**Problem requirements:** For the word "JSON", search the records and show each line in which it occurs.

**Records for the exercise:**
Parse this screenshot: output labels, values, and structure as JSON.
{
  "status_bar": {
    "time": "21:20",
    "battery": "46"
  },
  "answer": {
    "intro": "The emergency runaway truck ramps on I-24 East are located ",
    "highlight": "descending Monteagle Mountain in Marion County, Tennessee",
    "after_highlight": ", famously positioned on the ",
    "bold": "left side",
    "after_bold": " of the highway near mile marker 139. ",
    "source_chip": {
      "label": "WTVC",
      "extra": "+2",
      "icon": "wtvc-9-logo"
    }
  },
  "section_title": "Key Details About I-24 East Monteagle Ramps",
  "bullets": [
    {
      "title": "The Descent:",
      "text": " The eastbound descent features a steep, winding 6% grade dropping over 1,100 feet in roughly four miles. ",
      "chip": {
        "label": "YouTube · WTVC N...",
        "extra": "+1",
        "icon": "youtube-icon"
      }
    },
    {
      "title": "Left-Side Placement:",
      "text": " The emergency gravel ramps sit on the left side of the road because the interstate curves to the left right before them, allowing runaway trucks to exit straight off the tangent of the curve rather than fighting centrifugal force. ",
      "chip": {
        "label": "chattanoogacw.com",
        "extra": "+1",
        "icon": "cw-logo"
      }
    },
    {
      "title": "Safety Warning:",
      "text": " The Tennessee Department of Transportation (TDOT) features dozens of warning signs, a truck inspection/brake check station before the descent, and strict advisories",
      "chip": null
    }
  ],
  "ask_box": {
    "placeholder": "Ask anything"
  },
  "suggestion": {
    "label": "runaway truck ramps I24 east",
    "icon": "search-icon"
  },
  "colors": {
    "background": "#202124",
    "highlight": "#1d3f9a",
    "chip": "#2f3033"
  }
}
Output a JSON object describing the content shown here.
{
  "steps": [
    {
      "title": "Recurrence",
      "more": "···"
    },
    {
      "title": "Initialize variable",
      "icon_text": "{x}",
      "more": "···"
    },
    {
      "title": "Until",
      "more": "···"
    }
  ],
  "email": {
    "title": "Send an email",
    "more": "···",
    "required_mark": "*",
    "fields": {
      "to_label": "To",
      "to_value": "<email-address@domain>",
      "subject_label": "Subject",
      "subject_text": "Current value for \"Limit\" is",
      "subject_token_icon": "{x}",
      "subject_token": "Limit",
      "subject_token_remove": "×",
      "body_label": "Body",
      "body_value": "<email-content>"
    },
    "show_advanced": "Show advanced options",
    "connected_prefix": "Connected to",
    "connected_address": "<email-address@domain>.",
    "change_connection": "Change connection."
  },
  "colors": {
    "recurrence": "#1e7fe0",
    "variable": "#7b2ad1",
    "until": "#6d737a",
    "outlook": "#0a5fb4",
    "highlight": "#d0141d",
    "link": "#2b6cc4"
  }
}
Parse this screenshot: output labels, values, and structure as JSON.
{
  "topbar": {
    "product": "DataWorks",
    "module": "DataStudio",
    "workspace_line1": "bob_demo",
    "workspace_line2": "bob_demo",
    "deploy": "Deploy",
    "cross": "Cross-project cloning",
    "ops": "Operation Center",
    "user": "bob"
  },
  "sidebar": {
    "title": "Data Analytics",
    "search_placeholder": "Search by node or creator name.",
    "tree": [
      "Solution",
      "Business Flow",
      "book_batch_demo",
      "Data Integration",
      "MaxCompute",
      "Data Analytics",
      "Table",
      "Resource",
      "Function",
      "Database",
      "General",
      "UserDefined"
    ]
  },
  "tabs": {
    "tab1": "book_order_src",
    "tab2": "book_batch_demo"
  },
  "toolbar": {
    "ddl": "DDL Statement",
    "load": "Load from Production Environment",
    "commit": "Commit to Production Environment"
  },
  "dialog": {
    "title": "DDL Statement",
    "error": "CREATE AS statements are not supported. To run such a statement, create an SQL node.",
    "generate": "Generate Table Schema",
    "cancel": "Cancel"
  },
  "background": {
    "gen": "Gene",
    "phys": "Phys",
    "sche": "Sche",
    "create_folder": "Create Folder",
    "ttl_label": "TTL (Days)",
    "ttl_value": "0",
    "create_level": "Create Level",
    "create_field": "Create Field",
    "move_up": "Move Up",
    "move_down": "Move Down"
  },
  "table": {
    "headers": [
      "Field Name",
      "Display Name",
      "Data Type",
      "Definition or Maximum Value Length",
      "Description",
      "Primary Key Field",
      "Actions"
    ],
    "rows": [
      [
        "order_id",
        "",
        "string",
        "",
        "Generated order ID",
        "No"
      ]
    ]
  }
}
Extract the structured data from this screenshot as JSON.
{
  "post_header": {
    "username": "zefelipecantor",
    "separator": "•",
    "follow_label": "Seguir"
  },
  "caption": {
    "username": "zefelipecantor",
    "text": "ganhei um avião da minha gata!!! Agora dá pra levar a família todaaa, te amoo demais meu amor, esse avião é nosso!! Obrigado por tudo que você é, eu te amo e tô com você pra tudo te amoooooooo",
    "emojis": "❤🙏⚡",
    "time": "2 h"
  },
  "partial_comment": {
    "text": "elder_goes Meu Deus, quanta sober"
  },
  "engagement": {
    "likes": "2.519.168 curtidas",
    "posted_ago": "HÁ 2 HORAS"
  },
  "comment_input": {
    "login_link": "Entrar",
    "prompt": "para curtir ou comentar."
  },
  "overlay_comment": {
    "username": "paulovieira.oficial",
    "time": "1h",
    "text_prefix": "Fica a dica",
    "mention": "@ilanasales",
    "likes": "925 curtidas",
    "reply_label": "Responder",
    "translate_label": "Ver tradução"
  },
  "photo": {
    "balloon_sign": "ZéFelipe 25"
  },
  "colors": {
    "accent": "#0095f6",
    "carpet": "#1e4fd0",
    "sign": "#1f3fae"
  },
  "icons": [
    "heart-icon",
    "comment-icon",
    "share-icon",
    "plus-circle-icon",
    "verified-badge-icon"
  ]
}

**Reply to the exercise:**
Parse this screenshot: output labels, values, and structure as JSON.
Output a JSON object describing the content shown here.
Parse this screenshot: output labels, values, and structure as JSON.
Extract the structured data from this screenshot as JSON.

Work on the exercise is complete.